About The Spanish Steps
The Spanish Steps (Scalinata della Trinità dei Monti) are one of Rome’s most popular tourist attractions. A grand staircase with 138 steps leading down to the Piazza di Spagna, the Spanish Steps were designed in the 1720s by Italian architect Francesco de Sanctis and completed in 1726.
A popular spot since the 18th and 19th centuries, today this beautiful staircase continually buzzes with tourists and leads to Rome’s most upmarket shopping area.
The Spanish Steps history
In the 1580s, Pope Gregory XIII wanted to build an impressive staircase to complete the facade of the French church, Trinità dei Monti, which was patronised by the French king. The church would be linked by the stairs with the Piazza di Spagna square of the Spanish Embassy, giving the steps their name. Plans to build the steps were continually delayed. It was not until 1660 that French diplomat to the Holy See Etienne Gueffier died leaving a considerable fortune to fund the staircase’s construction.
Cardinal Mazarin entrusted the project to his agent in Rome, planning to add an equestrian monument to the then King of France, Louis XIV – much to the papacy’s horror. However, these invested parties (Mazarin and the pope) died shortly after initiating plans, leaving the building project to Pope Clement XI who renewed it in the 18th century.

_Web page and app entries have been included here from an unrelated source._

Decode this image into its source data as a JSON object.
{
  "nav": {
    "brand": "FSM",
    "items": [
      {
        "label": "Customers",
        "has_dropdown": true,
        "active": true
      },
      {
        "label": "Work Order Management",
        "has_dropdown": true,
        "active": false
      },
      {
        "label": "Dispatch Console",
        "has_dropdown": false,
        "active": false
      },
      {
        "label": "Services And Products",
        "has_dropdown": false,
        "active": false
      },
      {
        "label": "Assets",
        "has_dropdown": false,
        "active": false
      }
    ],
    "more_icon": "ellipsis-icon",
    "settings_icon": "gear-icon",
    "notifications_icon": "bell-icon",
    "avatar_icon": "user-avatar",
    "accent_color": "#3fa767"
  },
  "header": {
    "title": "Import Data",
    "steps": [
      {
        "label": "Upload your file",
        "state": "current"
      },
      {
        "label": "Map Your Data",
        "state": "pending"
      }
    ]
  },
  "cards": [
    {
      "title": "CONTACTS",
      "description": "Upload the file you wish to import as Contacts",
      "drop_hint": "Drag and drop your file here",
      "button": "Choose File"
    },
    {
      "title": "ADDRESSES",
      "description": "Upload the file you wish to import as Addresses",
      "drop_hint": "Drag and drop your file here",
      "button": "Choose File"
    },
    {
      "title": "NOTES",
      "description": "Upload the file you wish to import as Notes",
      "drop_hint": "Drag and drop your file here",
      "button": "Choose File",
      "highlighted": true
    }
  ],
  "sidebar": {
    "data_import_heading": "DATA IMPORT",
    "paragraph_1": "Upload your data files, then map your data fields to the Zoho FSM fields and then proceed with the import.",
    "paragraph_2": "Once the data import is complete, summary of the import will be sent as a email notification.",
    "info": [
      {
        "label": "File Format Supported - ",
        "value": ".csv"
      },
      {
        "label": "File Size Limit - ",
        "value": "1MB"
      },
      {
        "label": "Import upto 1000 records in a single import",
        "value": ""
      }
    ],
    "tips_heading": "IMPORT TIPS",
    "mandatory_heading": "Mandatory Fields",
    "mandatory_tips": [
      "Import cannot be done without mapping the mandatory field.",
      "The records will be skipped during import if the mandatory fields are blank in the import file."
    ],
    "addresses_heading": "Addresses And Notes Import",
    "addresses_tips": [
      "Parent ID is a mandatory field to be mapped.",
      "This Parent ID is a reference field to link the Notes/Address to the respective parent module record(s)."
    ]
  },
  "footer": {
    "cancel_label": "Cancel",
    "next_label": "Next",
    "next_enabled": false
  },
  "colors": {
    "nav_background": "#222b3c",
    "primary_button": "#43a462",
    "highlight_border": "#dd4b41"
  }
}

The winner of a 1717 competition, Francesco de Sanctis, was chosen to build the steps due to his French design. The monumental steps were built between 1723 and 1725, and the final design reflected the conventions of terraced garden stairs, decorated with Bourbon fleur-de-lys and Innocent XIII’s eagle and crown details.
The steps led down to the 17th century early Baroque style fountain, Fontana della Barcaccia. The fountain was apparently modelled on a boat that caught the pope’s attention after landing in the spot during a flood of the River Tiber, catching the pope’s attention.
The Spanish Steps today
Today, the 300 years old steps – the widest in Europe – continue to dominate this square surrounded by 18th century buildings and blooming hot pink azaleas during springtime. While you cannot stop on the steps to eat lunch because the Roman people have forbade it, it is still a great spot to pause and admire the grandeur of the city’s papal history.
At the right-hand corner of the steps is also the house where English poet John Keats lived and died in 1821. It now holds a museum dedicated to his work and the English Romantic era. You can also spot the steps when watching the iconic 1953 film, ‘Roman Holiday’.
Getting to The Spanish Steps
The steps are easily reached from Rome’s subway, getting off at stops Spagna (a 2 minute walk away) or Barberini – Fontana di Trevi (an 8 minute walk). The closest bus stop is Spagna on route 119, a 2 minute walk around the corner. Otherwise, catch the stairs on one of the city’s many segway tours.